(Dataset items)

######

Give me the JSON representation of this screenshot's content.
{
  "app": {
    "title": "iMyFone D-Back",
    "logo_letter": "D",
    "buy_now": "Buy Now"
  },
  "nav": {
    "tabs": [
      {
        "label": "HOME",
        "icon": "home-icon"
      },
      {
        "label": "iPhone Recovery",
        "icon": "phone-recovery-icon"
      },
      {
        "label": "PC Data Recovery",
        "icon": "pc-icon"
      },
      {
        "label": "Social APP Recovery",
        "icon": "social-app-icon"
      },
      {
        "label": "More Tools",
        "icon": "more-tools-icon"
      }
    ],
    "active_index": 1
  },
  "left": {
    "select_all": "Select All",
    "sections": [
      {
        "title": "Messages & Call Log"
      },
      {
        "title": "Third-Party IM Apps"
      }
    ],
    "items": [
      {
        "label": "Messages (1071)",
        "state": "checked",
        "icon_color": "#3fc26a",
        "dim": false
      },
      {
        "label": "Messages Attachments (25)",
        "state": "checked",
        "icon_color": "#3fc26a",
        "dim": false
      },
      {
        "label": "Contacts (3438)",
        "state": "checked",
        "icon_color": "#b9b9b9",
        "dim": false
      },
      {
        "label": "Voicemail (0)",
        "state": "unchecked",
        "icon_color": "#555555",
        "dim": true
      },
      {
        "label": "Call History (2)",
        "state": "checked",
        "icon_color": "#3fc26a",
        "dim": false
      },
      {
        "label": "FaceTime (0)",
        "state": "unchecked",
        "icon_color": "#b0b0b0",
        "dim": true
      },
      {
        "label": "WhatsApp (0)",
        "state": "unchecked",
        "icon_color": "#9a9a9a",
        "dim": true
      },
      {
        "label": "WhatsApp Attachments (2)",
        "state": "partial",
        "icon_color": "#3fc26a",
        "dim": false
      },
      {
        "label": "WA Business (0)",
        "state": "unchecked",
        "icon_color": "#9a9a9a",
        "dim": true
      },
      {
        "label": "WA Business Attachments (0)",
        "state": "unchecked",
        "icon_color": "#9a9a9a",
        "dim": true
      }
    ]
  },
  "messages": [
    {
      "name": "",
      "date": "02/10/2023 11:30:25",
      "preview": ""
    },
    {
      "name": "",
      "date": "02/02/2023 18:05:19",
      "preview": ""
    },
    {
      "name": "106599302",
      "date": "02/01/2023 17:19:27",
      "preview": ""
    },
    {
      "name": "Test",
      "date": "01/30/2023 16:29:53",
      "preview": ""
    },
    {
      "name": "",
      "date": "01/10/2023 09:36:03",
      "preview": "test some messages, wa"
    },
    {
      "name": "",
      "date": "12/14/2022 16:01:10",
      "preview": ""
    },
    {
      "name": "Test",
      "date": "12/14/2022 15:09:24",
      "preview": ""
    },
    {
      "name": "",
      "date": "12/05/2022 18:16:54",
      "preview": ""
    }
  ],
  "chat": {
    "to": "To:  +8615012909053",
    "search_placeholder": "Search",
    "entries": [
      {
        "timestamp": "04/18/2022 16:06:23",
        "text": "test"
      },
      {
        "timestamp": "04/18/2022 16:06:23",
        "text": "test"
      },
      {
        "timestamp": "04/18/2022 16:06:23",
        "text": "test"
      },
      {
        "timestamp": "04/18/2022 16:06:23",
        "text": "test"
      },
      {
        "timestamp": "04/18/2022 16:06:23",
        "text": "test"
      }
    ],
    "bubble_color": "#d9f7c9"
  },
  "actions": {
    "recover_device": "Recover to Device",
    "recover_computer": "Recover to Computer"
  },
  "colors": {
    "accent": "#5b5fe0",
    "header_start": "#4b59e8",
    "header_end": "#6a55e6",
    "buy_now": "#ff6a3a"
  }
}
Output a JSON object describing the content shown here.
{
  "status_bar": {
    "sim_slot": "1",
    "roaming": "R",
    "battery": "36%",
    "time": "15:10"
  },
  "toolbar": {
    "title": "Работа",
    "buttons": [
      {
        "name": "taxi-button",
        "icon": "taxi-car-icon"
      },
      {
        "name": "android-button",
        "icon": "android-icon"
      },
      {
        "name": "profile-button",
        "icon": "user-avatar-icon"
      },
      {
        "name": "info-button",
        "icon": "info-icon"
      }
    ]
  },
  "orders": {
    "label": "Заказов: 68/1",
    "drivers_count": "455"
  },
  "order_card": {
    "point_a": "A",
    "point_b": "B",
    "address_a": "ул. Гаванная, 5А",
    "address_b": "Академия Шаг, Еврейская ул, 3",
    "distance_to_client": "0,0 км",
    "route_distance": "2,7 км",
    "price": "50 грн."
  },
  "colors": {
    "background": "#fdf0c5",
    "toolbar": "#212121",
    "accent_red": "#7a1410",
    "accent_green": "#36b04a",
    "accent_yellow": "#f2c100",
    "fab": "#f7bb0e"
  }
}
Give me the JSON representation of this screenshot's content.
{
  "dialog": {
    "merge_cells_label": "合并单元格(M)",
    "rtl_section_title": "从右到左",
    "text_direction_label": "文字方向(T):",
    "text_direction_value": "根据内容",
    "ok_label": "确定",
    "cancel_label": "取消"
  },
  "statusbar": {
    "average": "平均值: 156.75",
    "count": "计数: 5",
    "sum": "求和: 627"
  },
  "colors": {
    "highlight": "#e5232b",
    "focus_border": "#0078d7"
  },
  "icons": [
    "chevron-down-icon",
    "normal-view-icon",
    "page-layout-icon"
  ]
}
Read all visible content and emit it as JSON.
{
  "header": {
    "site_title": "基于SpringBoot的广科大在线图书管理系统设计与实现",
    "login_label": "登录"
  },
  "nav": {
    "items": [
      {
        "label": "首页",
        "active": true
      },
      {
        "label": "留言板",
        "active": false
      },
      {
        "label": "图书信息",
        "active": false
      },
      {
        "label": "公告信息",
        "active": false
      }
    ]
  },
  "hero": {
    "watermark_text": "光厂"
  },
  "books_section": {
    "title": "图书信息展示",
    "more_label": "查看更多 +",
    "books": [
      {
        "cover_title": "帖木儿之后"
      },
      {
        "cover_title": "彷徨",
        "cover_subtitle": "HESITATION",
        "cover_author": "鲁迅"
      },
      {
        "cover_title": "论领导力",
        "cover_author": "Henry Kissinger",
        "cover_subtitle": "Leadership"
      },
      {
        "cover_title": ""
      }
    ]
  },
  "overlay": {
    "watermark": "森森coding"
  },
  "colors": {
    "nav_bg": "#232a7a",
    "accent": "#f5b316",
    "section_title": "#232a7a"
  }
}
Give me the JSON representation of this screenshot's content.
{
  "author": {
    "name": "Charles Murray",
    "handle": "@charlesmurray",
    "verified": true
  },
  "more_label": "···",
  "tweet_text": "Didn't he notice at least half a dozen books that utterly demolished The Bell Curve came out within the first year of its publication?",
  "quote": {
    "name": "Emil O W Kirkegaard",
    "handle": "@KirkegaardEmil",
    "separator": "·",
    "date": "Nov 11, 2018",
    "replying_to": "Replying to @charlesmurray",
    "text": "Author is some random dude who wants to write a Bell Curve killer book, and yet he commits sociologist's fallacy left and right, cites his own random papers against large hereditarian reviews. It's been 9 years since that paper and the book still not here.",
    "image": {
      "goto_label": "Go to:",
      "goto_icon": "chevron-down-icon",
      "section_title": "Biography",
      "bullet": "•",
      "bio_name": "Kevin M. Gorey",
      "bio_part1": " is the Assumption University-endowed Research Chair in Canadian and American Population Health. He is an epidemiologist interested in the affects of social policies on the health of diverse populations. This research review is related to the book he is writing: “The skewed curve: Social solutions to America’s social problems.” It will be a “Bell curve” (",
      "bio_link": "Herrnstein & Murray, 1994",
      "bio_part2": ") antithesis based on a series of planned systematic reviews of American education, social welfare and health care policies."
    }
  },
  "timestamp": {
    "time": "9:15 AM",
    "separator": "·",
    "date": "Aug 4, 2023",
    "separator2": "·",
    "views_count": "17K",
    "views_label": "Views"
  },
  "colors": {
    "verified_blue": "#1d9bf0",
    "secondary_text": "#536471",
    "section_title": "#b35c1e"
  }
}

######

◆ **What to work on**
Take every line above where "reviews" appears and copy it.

◆ **Response box**
    "text": "Author is some random dude who wants to write a Bell Curve killer book, and yet he commits sociologist's fallacy left and right, cites his own random papers against large hereditarian reviews. It's been 9 years since that paper and the book still not here.",
      "bio_part2": ") antithesis based on a series of planned systematic reviews of American education, social welfare and health care policies."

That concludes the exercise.